• OZBIB: OZBIB (Carrington & Triffitt 1999) provides information on published linguistics works and theses up until 30 June 1999. Copyright of OZBIB has been purchased by AIATSIS and it is expected the material will be electronically linked into the ILDB/AUSTLANG. An update of OZBIB is to take place in the near future and post-1999 publications and theses will be incorporated into this, along with the ILDB amendments. It is recommended that OZBIB is updated every two years [Recommendation 34, Recommendation 36].
• Unpublished manuscripts to 1959: John Greenway prepared a bibliography of Australian anthropology up until 1959 (Greenway 1963). This includes, but is not limited to, material on Australian languages. The manuscript is in four parts: Part 1, refers to books and articles in periodicals other than newspapers, and was published in 1963. This part was referred to during preparation of OZBIB. Parts 2–4 have never been published, but the manuscripts are held at AIATSIS. These consist of, in Part 2, manuscripts, typescripts, letters and other unpublished material. Part 3 includes references to governmental documents, and Part 4 to newspapers. This manuscript was not consulted during preparation of OZBIB (G Triffitt, personal communication). However, a check of the AIATSIS Mura (online) catalogue reveals that information from the Greenway manuscript has been listed in Mura. Where documents are not held at AIATSIS, the holding institution is listed.
• Language learning materials: There is no one list or catalogue for materials created for language learning activities. In fact, these materials are often ‘one-offs’ created during a school or community project. Much of this material could be classified as ‘ephemera’. A method needs to be developed to ensure that these materials are kept safely for use over long periods of time. Materials produced by schools in earlier years can provide a record of changes to a language over time.
• Central Australian audit of language materials: The Schools Branch of the Northern Territory Department of Employment, Education and Training has recently conducted an audit of language materials held at schools in its jurisdiction. The audit has identified that much of the material requires attention so that it is not lost/destroyed.
• Language learning materials at AIATSIS: Many language learning materials from around Australia, though by no means the majority, have been lodged with the AIATSIS Library (classified under ‘L’). In some instances this been beneficial for a language community, such as when Katherine in the NT experienced severe flooding in 1998 and the local language centre lost the bulk of its material. Much language material had been deposited at AIATSIS over several years and, as a consequence, the centre was able to rebuild their language materials collection quickly. It is recommended that community organisations and language centres be made aware of the benefits of lodging copies of their materials with another organisation for safe-keeping purposes [Recommendation 28].

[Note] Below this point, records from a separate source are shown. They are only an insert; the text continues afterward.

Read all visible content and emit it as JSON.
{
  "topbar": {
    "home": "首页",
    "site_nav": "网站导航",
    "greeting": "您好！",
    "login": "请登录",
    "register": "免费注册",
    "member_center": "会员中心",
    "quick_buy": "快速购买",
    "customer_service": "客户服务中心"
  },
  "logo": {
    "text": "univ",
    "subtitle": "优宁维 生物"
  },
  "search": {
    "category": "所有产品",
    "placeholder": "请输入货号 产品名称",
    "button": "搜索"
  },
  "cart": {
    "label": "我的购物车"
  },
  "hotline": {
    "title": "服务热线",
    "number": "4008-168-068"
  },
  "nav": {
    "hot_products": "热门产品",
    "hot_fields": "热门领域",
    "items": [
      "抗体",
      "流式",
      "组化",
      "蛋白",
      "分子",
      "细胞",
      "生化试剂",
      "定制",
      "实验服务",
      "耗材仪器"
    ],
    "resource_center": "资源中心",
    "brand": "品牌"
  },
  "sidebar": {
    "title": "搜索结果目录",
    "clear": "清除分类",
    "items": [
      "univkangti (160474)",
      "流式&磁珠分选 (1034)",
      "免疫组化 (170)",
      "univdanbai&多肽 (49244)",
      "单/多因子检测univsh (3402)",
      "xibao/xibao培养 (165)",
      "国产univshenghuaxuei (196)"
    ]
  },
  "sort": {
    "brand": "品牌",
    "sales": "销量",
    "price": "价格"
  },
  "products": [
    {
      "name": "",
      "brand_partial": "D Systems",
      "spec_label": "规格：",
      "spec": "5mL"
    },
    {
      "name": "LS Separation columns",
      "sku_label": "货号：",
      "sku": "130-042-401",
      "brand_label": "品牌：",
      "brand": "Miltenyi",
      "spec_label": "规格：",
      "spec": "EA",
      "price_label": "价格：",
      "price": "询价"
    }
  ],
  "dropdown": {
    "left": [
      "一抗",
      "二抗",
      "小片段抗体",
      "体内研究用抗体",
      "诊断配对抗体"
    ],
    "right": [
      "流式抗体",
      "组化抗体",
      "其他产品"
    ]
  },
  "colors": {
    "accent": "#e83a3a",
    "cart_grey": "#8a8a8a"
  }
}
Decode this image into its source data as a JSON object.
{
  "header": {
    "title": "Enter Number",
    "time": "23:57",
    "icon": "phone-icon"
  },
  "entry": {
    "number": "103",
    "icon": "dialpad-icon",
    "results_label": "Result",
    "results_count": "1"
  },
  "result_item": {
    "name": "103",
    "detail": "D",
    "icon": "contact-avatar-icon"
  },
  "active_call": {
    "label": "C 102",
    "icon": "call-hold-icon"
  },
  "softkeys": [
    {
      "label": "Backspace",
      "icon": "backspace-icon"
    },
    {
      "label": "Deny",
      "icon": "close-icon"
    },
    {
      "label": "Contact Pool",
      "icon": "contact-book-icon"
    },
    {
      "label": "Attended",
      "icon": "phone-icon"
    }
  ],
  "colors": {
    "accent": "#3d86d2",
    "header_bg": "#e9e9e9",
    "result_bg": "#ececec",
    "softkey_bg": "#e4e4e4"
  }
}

• The University of Adelaide (future resource): The university has recently advised that they are about to compile an audit of the resources of the Indigenous languages of South Australia. This aims to be a user-friendly guide for communities or teachers to access resources easily, such as recordings, grammar descriptions, vocabulary lists, theses and journals on language maintenance among others. Further audits of resources in other states, territories or regions would be valuable.
A discussion of available guides, both web-based and print-version, is at section 5.2.4 of this report.